How did you overcome the challenges of teaching virtually?

I’m a very hands-on teacher. I love energy, and I like being in front of people. For me it was an uphill battle because I’m a technology guy, but I’m having to re-learn how to use the online structure for teaching with Google Classroom and Zoom meetings. It took a toll on me. I’m not used to having to push all of my energy into a computer. It was a challenge having to study, even going to YouTube, and watch other professors/teachers talk about how to use the platforms and engage the students. Having them feel your spirit over words is a whole new game, especially for arts teachers because we’re so needing to have energy bounced off of each individual in a room. That’s how we get the experience and how the kids get the experience, so having to reinvent that process took weeks. To be honest with you, I’m still learning how to use the platform but I will be way more prepared in the Fall and beyond, now that we’ve gone through this.


Why do you teach music?

I teach music because I genuinely love it. It’s just who I am in my soul. I’ve been blessed to have had experiences learning as a child, starting with piano at four years old, then being in group classes and seeing 5-7 year olds playing Beethoven sonatas. I think people just inspired me growing up. I was exposed to Historically Black Colleges and Universities (HBCU) marching bands — my mother took me to Virginia State University on weekends. We went to the football games and I sat behind the tuba and saxophone sections. From learning an instrument to learning how to write music in high school to majoring in music in college, all of it was a culmination of what I started when I was four years old. I want students to have the same experience that I had. I wanted them to feel engaged and understand what music does to your soul and your spirit. I want to be able to have that moment of clarity in their hearts. I remember my music teacher growing up, and how much they did for me and seeing the potential I had. I want to be able to do that for other kids who feel the same way, who want to grow and be musicians. It’s a joy to be able to play music and express yourself in that way, so that’s the reason why I teach.

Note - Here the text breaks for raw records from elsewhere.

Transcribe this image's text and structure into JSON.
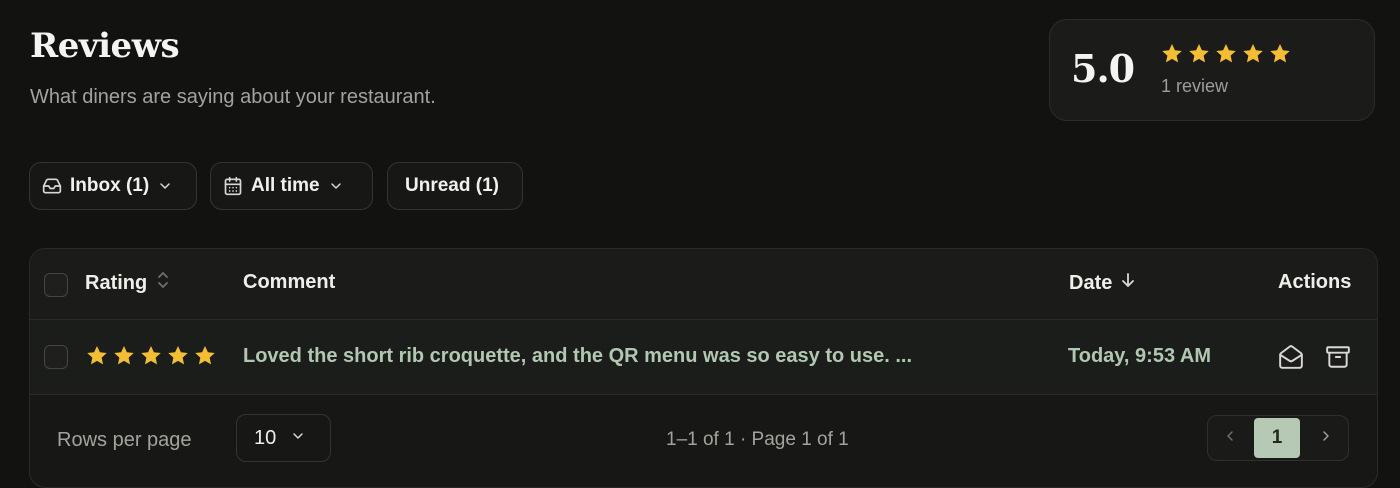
{
  "header": {
    "title": "Reviews",
    "subtitle": "What diners are saying about your restaurant."
  },
  "summary": {
    "score": "5.0",
    "stars": 5,
    "count_label": "1 review"
  },
  "filters": {
    "inbox_label": "Inbox (1)",
    "time_label": "All time",
    "unread_label": "Unread (1)"
  },
  "table": {
    "columns": {
      "rating": "Rating",
      "comment": "Comment",
      "date": "Date",
      "actions": "Actions"
    },
    "rows": [
      {
        "rating": 5,
        "comment": "Loved the short rib croquette, and the QR menu was so easy to use. ...",
        "date": "Today, 9:53 AM"
      }
    ]
  },
  "footer": {
    "rows_per_page_label": "Rows per page",
    "rows_per_page_value": "10",
    "page_info": "1–1 of 1 · Page 1 of 1",
    "current_page": "1"
  },
  "colors": {
    "background": "#121211",
    "star": "#f5bd33",
    "accent": "#b6c9b5",
    "comment_text": "#b2c7b2"
  }
}
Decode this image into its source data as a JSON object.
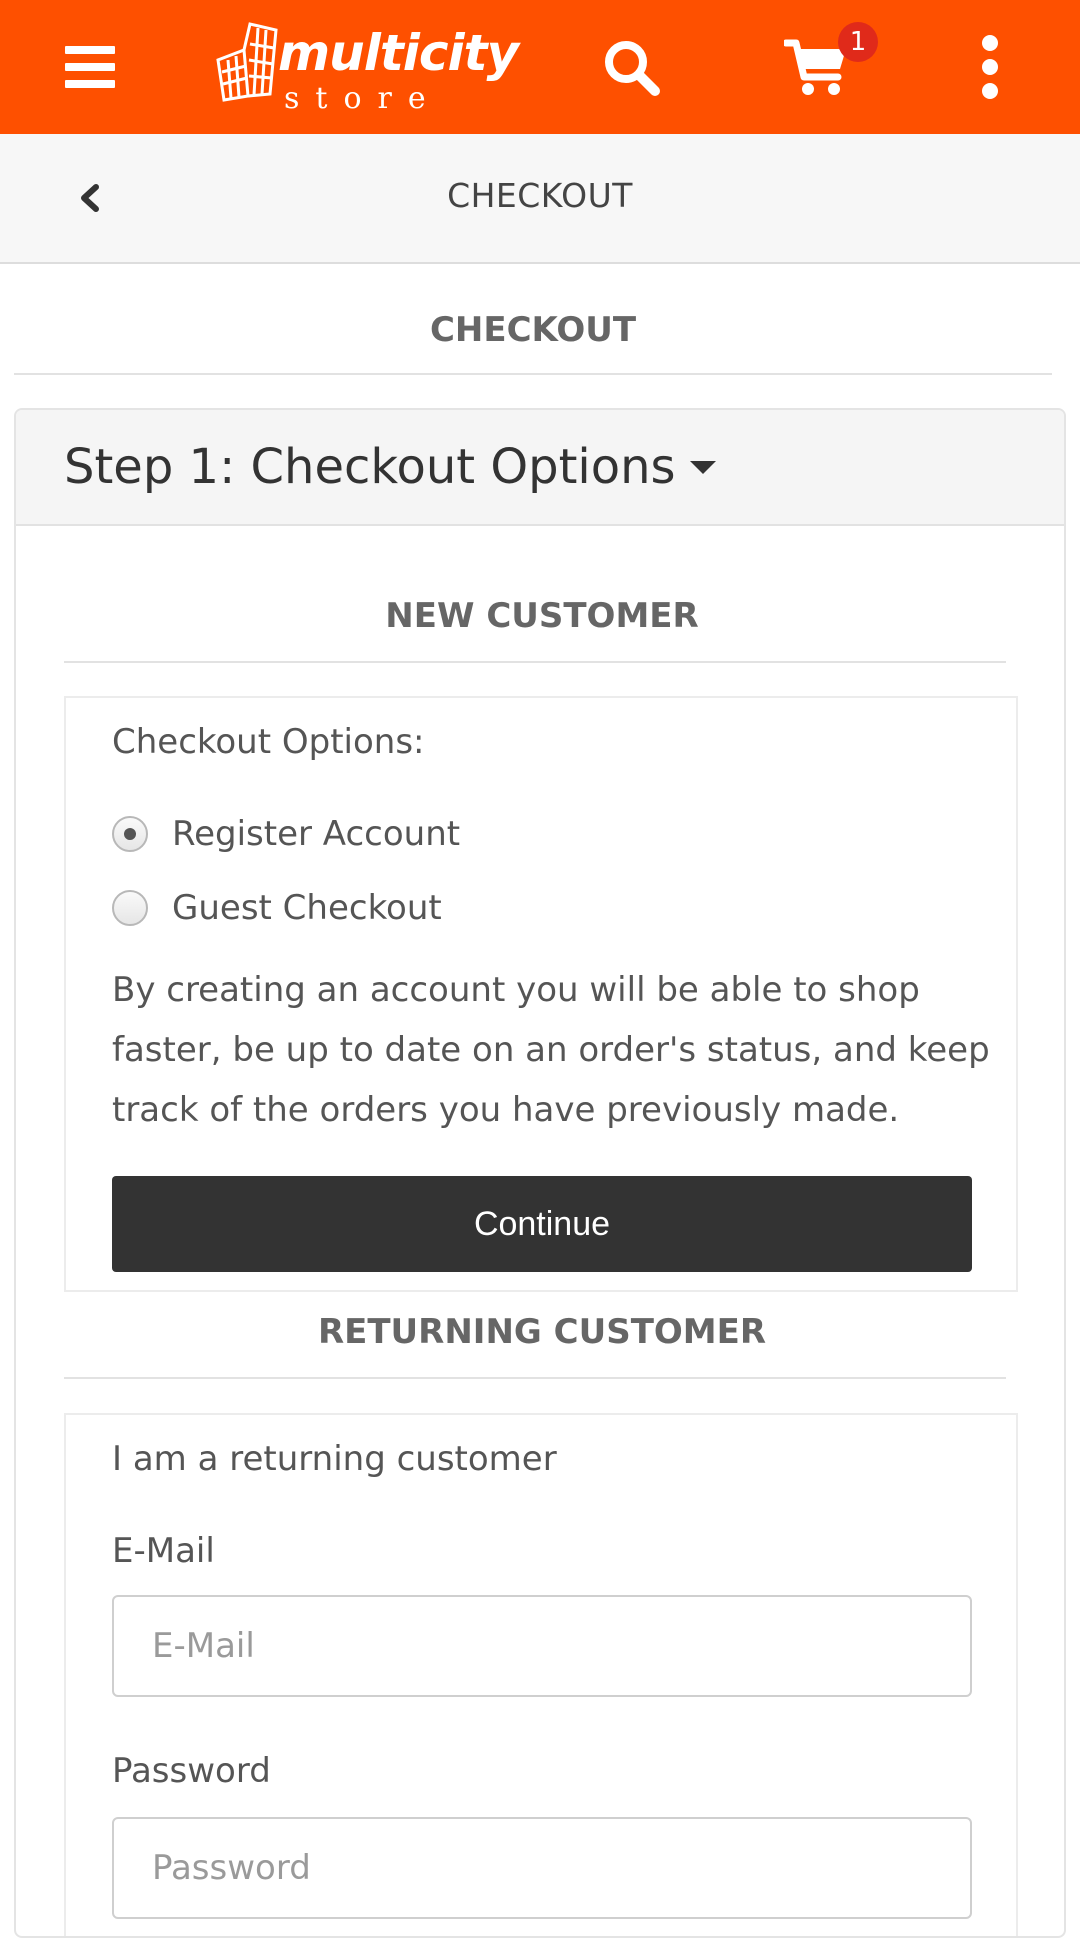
{
  "app": {
    "brand_word": "multicity",
    "brand_sub": "store",
    "cart_count": "1",
    "icons": {
      "menu": "hamburger-icon",
      "search": "search-icon",
      "cart": "cart-icon",
      "more": "more-vertical-icon",
      "back": "chevron-left-icon",
      "caret": "caret-down-icon"
    },
    "colors": {
      "brand": "#fe5000",
      "badge": "#e02a1a",
      "button": "#333333"
    }
  },
  "subheader": {
    "title": "CHECKOUT"
  },
  "page": {
    "heading": "CHECKOUT"
  },
  "step1": {
    "title": "Step 1: Checkout Options",
    "new_customer": {
      "title": "NEW CUSTOMER",
      "options_label": "Checkout Options:",
      "options": [
        {
          "label": "Register Account",
          "checked": true
        },
        {
          "label": "Guest Checkout",
          "checked": false
        }
      ],
      "description": "By creating an account you will be able to shop faster, be up to date on an order's status, and keep track of the orders you have previously made.",
      "continue_label": "Continue"
    },
    "returning_customer": {
      "title": "RETURNING CUSTOMER",
      "intro": "I am a returning customer",
      "email_label": "E-Mail",
      "email_placeholder": "E-Mail",
      "password_label": "Password",
      "password_placeholder": "Password"
    }
  }
}
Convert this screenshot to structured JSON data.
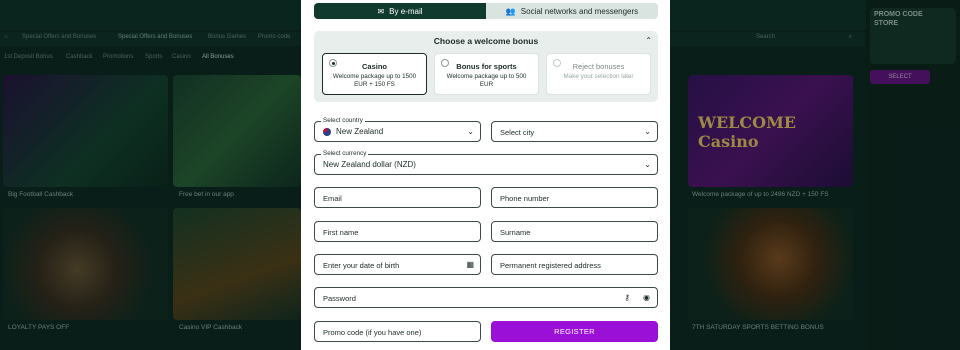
{
  "background": {
    "breadcrumb": [
      "Special Offers and Bonuses",
      "Special Offers and Bonuses",
      "Bonus Games",
      "Promo code"
    ],
    "filters": [
      "1st Deposit Bonus",
      "Cashback",
      "Promotions",
      "Sports",
      "Casino",
      "All Bonuses"
    ],
    "search_placeholder": "Search",
    "promo_store": "PROMO CODE STORE",
    "select_label": "SELECT",
    "cards": [
      {
        "caption": "Big Football Cashback"
      },
      {
        "caption": "Free bet in our app"
      },
      {
        "caption": "LOYALTY PAYS OFF"
      },
      {
        "caption": "Casino VIP Cashback"
      },
      {
        "caption": "Welcome package of up to 2496 NZD + 150 FS"
      },
      {
        "caption": "7TH SATURDAY SPORTS BETTING BONUS"
      }
    ],
    "casino_banner": "WELCOME Casino"
  },
  "tabs": [
    {
      "label": "By e-mail",
      "icon": "envelope-icon",
      "active": true
    },
    {
      "label": "Social networks and messengers",
      "icon": "users-icon",
      "active": false
    }
  ],
  "bonus": {
    "title": "Choose a welcome bonus",
    "options": [
      {
        "title": "Casino",
        "desc": "Welcome package up to 1500 EUR + 150 FS",
        "selected": true
      },
      {
        "title": "Bonus for sports",
        "desc": "Welcome package up to 500 EUR",
        "selected": false
      },
      {
        "title": "Reject bonuses",
        "desc": "Make your selection later",
        "selected": false
      }
    ]
  },
  "form": {
    "country_label": "Select country",
    "country_value": "New Zealand",
    "city_placeholder": "Select city",
    "currency_label": "Select currency",
    "currency_value": "New Zealand dollar (NZD)",
    "email_placeholder": "Email",
    "phone_placeholder": "Phone number",
    "first_name_placeholder": "First name",
    "surname_placeholder": "Surname",
    "dob_placeholder": "Enter your date of birth",
    "address_placeholder": "Permanent registered address",
    "password_placeholder": "Password",
    "promo_placeholder": "Promo code (if you have one)",
    "register_label": "REGISTER"
  },
  "colors": {
    "accent_purple": "#9a10d6",
    "tab_active": "#0f3a2d",
    "background_green": "#0e2f26"
  }
}
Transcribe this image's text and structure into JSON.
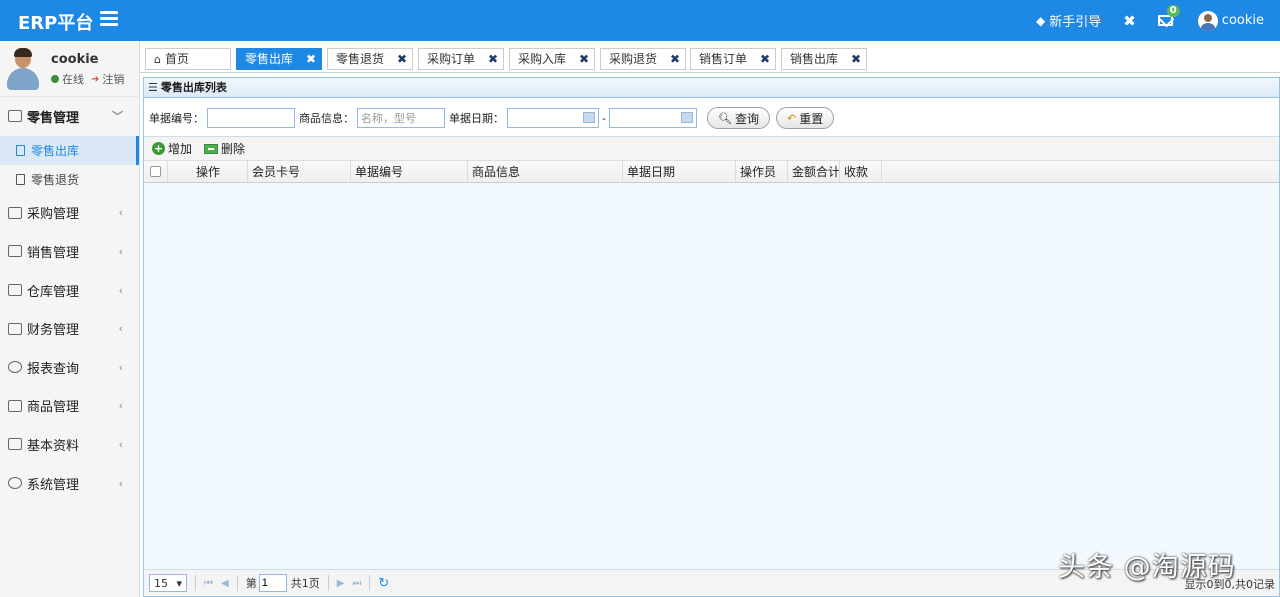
{
  "header": {
    "brand": "ERP平台",
    "guide": "新手引导",
    "mail_count": "0",
    "username": "cookie"
  },
  "profile": {
    "name": "cookie",
    "status": "在线",
    "logout": "注销"
  },
  "sidebar": {
    "groups": [
      {
        "label": "零售管理",
        "open": true
      },
      {
        "label": "采购管理"
      },
      {
        "label": "销售管理"
      },
      {
        "label": "仓库管理"
      },
      {
        "label": "财务管理"
      },
      {
        "label": "报表查询"
      },
      {
        "label": "商品管理"
      },
      {
        "label": "基本资料"
      },
      {
        "label": "系统管理"
      }
    ],
    "subitems": [
      {
        "label": "零售出库",
        "active": true
      },
      {
        "label": "零售退货"
      }
    ]
  },
  "tabs": [
    {
      "label": "首页"
    },
    {
      "label": "零售出库",
      "active": true
    },
    {
      "label": "零售退货"
    },
    {
      "label": "采购订单"
    },
    {
      "label": "采购入库"
    },
    {
      "label": "采购退货"
    },
    {
      "label": "销售订单"
    },
    {
      "label": "销售出库"
    }
  ],
  "panel": {
    "title": "零售出库列表"
  },
  "search": {
    "doc_no_label": "单据编号：",
    "doc_no_value": "",
    "goods_label": "商品信息：",
    "goods_placeholder": "名称，型号",
    "date_label": "单据日期：",
    "date_sep": "-",
    "query_button": "查询",
    "reset_button": "重置"
  },
  "toolbar": {
    "add": "增加",
    "delete": "删除"
  },
  "grid": {
    "columns": [
      "操作",
      "会员卡号",
      "单据编号",
      "商品信息",
      "单据日期",
      "操作员",
      "金额合计",
      "收款"
    ],
    "rows": []
  },
  "pager": {
    "page_size": "15",
    "page_prefix": "第",
    "page_value": "1",
    "page_total": "共1页",
    "info": "显示0到0,共0记录"
  },
  "watermark": "头条 @淘源码"
}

How has teaching impacted you?

Teaching has impacted me in so many ways. When I started, I was a math tutor back in my hometown of Richmond, Virginia. Through mathematics, I was able to meet the music teachers at different schools. After teaching middle and high school for about five years, I decided to become a music teacher. I couldn’t help it but every time I was teaching another subject, my mind was just always on music. It felt like it wasn’t work to me; it felt genuine to me and I wanted to be able to give that gift of music to students across the country. So I started teaching music to kids at Franklin Military Academy in VA. From there, I got an opportunity to write music in Los Angeles, and started teaching with ETM-LA. You don’t know where your life is going to end up musically but I’m so happy that I’m able to be here doing what I love to do: inspiring people to be excited and optimistic about life. Music does that for me, and I hope the reflection of music is the same with them [the students] as well.


Can you share a story on how you’ve seen music impact a student(s)?

At another ETM-LA Partner School where I recently started teaching, I saw firsthand how playing and writing music gives students the courage to share their voices. One class assignment had the students write their own songs using three chords. Within a week, some groups started volunteering to come up in front of their class to present their song. They were very nervous about it because they had never felt so vulnerable, in the sense where they’re actually playing in front of their peers. Music is so deep because it discusses your story. They ended up doing really well and everyone became very brave with who they were with their identity and what they had come up with.


(Photo, L to R) Westley Steele, Victoria Lanier, El Dorado Principal Adan Martinez, Joseph Trapanese, Damon Carter, Booker White – June 2019; Guest Artist Trapanese discusses Film Composition with 5th Graders)